15. Sir Chris Bonington – Chris Bonington’s Everest
Sir Chris Bonnington is one of Britain’s most accomplished mountaineers. With a total of 19 expeditions to the Himalayas, including 4 to Everest, he can be considered an expert on the topic of the world’s tallest peak. Chris Bonington’s Everest tells the harrowing tales of the mountain, paired with outstanding panoramic photographs that’ll take every armchair mountaineer’s breath away.
16. Lincoln Hall – Dead Lucky: Life After Death on Mount Everest
2006 was a deadly season on Mt Everest. 11 people perished that year. Lincoln Hall was there, and he is an unlikely survivor. He suffered from altitude sickness, collapsed in the death zone above 26,000 feet, and was pronounced dead. How did he make it back against all odds? To find out, read Dead Lucky, his account of surviving a night in Everest’s death zone. A good book for those who love to be captivated.
17. Dennis Roberts – I’ll Climb Mount Everest Alone: The Story of Maurice Wilson
In I’ll Climb Mount Everest Alone: The Story of Maurice Wilson Dennis Roberts tells the tale of a British man of the so-called ‘lost generation’. Maurice Wilson fought in WWI, but upon his return home failed to adapt back into normal life. In 1932 he decided he wanted to climb Mt Everest. Wilson bought an airplane, learned to fly it, and against all odds managed to fly it to India in 1934. Along with three Sherpa, disguised as Buddhist monks, he sneaked out of Darjeeling, making his way to the mountain, but eventually failed a solo attempt. He made two more attempts with the support of the Sherpa, but a year later, his body, along with his diary, was found close to the North Col. Maurice Wilson never achieved his dream, but if you want to read a story of grit, perseverance, and courage, the story of a man with no flying or mountain climbing experience, this is a good book to pick up.
18. Stephen Venables – Everest: Alone at the Summit: The first British ascent without oxygen

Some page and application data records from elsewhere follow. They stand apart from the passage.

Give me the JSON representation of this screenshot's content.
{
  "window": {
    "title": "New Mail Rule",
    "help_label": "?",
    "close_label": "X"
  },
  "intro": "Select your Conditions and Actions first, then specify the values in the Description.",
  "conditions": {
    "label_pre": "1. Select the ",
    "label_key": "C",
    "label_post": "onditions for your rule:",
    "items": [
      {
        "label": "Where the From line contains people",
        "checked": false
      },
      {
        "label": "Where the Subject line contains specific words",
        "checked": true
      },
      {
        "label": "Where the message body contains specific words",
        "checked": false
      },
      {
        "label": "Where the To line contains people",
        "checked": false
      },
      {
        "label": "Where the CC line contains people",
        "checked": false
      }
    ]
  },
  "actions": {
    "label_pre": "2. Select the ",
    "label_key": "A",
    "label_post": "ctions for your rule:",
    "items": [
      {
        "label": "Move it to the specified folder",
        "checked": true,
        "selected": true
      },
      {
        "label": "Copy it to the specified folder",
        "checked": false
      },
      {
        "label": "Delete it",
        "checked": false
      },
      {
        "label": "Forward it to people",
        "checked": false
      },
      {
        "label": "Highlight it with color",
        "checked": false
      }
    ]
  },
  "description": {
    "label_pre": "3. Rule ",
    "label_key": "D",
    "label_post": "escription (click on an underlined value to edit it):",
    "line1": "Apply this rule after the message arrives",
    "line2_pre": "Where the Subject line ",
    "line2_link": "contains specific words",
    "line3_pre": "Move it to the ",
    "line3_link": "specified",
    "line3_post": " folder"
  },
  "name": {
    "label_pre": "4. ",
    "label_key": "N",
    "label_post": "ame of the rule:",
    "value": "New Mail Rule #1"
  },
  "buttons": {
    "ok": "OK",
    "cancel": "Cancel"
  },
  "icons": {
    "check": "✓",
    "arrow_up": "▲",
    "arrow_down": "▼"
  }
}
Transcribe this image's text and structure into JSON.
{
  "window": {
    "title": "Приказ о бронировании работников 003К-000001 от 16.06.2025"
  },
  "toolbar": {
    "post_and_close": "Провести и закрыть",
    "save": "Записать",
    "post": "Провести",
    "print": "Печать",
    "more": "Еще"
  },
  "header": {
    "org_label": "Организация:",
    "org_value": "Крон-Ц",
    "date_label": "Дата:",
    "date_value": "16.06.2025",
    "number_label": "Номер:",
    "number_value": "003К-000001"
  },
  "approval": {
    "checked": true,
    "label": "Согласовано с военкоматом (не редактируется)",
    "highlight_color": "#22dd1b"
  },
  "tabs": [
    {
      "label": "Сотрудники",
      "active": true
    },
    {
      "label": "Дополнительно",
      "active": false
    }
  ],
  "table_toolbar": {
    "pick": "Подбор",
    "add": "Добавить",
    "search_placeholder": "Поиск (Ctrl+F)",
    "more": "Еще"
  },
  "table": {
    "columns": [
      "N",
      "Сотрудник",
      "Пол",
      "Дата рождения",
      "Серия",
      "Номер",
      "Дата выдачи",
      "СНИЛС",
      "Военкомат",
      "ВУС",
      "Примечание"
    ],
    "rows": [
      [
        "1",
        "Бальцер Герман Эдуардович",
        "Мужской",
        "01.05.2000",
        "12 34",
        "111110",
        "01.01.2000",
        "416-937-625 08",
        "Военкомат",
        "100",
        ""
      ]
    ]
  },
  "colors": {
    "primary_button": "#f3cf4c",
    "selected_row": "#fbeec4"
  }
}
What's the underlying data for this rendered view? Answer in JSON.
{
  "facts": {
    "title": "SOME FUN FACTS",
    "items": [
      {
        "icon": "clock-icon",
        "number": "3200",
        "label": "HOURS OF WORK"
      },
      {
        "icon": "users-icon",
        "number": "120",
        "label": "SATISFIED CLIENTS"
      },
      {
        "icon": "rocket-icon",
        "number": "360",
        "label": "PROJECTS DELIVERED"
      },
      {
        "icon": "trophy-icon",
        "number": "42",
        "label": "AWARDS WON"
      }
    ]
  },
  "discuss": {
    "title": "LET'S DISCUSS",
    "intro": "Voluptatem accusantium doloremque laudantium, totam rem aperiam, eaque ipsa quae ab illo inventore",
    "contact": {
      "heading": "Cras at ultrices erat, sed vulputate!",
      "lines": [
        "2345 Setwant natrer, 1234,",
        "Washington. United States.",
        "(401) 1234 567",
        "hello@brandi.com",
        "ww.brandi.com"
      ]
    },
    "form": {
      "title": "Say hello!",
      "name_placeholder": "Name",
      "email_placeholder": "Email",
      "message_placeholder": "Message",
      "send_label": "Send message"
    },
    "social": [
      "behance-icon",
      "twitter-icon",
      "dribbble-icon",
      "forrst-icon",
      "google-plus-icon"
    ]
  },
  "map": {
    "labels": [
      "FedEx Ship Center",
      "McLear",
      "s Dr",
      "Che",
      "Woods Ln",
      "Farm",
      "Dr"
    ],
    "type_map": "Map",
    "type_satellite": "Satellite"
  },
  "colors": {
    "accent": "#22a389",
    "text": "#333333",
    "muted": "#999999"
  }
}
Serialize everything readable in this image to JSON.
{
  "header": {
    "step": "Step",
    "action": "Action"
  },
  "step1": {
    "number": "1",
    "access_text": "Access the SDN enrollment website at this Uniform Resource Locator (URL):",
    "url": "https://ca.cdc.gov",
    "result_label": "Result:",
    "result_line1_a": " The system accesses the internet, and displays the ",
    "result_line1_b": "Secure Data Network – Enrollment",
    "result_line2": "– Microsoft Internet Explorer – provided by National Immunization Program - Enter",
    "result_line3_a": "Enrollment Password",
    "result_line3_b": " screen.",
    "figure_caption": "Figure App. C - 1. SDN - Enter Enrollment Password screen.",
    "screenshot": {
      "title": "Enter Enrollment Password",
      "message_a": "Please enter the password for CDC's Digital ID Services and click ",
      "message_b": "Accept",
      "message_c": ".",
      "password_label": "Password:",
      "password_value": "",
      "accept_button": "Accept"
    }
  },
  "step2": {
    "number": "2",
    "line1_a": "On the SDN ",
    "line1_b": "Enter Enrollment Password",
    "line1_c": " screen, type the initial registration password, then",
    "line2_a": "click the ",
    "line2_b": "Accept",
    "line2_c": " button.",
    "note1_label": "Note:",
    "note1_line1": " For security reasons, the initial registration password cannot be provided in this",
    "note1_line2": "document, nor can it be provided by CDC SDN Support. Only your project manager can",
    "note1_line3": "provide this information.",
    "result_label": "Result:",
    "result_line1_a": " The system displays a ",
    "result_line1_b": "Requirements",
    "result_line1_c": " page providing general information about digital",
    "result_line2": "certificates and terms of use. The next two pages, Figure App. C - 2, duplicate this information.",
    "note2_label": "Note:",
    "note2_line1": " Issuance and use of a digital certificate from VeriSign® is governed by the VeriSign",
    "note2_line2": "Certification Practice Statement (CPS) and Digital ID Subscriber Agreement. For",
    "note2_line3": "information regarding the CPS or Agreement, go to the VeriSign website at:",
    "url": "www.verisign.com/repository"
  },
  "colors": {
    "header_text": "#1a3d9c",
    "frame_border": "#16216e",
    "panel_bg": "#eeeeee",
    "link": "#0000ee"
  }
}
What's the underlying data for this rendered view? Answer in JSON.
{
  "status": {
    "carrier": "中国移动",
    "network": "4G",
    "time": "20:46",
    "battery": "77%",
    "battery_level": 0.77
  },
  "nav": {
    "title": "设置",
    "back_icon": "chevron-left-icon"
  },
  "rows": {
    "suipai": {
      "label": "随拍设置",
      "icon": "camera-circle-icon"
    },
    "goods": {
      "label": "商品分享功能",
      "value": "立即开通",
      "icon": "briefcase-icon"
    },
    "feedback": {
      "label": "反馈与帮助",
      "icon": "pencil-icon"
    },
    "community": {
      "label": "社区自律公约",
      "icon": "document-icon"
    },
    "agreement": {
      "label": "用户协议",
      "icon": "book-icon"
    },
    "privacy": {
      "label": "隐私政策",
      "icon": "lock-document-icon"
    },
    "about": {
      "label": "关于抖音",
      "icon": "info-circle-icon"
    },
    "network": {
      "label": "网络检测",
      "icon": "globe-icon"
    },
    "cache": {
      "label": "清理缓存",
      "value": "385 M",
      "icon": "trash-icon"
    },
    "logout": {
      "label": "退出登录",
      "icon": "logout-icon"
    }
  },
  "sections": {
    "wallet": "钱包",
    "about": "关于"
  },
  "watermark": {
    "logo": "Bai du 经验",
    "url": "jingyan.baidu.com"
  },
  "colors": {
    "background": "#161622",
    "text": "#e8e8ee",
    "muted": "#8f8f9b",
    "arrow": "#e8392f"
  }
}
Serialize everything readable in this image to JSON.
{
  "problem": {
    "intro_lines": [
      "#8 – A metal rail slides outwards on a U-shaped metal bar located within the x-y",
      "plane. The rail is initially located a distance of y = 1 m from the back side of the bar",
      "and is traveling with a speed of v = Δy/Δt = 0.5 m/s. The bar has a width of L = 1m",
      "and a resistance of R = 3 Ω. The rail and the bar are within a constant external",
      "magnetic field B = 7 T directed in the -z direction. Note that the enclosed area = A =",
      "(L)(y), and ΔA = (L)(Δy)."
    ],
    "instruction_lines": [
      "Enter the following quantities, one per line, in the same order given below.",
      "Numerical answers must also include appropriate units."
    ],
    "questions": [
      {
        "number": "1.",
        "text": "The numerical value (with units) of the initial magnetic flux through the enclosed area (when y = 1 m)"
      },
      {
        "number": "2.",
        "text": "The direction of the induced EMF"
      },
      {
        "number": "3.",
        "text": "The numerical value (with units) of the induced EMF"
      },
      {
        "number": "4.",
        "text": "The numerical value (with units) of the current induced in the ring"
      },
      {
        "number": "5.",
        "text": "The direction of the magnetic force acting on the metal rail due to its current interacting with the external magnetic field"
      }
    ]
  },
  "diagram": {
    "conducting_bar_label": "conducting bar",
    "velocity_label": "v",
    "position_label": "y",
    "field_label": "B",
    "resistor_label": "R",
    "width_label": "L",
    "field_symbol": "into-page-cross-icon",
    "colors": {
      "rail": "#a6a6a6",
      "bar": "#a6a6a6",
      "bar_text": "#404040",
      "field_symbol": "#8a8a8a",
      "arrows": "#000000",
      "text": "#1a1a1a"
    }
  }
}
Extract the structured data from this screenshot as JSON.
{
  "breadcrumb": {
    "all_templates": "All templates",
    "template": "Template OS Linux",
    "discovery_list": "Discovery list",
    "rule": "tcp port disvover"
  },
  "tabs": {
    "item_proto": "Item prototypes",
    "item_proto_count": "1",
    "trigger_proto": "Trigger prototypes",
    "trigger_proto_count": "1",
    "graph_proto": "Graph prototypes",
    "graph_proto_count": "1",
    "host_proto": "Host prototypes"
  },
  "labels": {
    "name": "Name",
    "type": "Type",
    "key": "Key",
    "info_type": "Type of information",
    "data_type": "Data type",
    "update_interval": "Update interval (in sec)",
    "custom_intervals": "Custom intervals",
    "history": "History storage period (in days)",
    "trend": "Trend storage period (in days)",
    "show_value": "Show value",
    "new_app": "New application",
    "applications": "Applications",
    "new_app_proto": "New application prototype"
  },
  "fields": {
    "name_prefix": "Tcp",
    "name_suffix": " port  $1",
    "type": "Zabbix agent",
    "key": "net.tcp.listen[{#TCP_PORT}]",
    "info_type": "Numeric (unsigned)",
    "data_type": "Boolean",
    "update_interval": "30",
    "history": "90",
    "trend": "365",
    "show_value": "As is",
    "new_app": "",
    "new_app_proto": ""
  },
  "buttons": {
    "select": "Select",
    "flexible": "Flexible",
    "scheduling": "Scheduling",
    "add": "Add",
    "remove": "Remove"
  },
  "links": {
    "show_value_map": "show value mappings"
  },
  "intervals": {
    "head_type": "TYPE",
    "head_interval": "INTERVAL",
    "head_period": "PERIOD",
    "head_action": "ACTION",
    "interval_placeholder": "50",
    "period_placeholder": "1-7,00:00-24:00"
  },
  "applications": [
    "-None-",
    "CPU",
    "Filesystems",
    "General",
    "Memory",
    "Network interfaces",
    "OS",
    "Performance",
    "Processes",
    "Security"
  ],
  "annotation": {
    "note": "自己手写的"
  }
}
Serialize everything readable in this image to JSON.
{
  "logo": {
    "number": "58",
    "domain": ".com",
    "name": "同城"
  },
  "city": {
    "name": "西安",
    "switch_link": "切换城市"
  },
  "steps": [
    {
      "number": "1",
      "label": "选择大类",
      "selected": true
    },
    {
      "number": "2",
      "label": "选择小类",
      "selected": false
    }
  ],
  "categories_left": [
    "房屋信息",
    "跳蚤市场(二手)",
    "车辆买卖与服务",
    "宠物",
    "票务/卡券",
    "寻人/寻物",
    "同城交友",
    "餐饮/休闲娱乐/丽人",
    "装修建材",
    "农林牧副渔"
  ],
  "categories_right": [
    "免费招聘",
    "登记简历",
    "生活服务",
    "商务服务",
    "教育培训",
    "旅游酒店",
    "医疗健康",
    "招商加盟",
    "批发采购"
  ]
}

Stephen Venables was the first Brit to summit Everest without the help of supplemental oxygen. Think about what a feat this is. In the death zone, above 26,000 feet (or 8,000 meters) the air is so thin, it can’t sustain human life for long. Even with the help of oxygen, climbers can suffer severe altitude sickness and die. But Venables added a little extra to this very particular challenge: he led a group of three American climbers up the eastern Kangshung Face rather than using one of the regular routes in the south or north. If they got in trouble, they would truly be alone. Find out what happened when you read Everest: Alone At The Summit!
19. Mick Conefrey – Everest 1922: The Epic Story of the First Attempt on the World’s Highest Mountain
When did the world’s obsession with Mount Everest start? The answer is: 1922. In Everest 1922, Mick Conefrey tells the story of the very first expedition, led by George Mallory. We already know the attempt on the world’s highest summit ended in tragedy, but Mick Conefrey paints a full picture of this failed adventure and it’s characters that you don’t want to miss out on.
I hope you enjoyed my compilation of best books about Mount Everest! It’s not just fascinating to read of the successes and failures, but also to learn about the amazing Himalayas. While these books didn’t exactly make me want to engage in extreme sports such as mountaineering and summiting Everest, one day soon I hope to go on a trek to Everest base camp! Where will your next adventure take you?
Jenny grew up in Germany. All she ever wanted out of life was to leave and have adventures. Jenny always traveled as much as the budget would allow, and when she met her husband traveling became a full-time thing. You can follow Jenny on her blog and Facebook.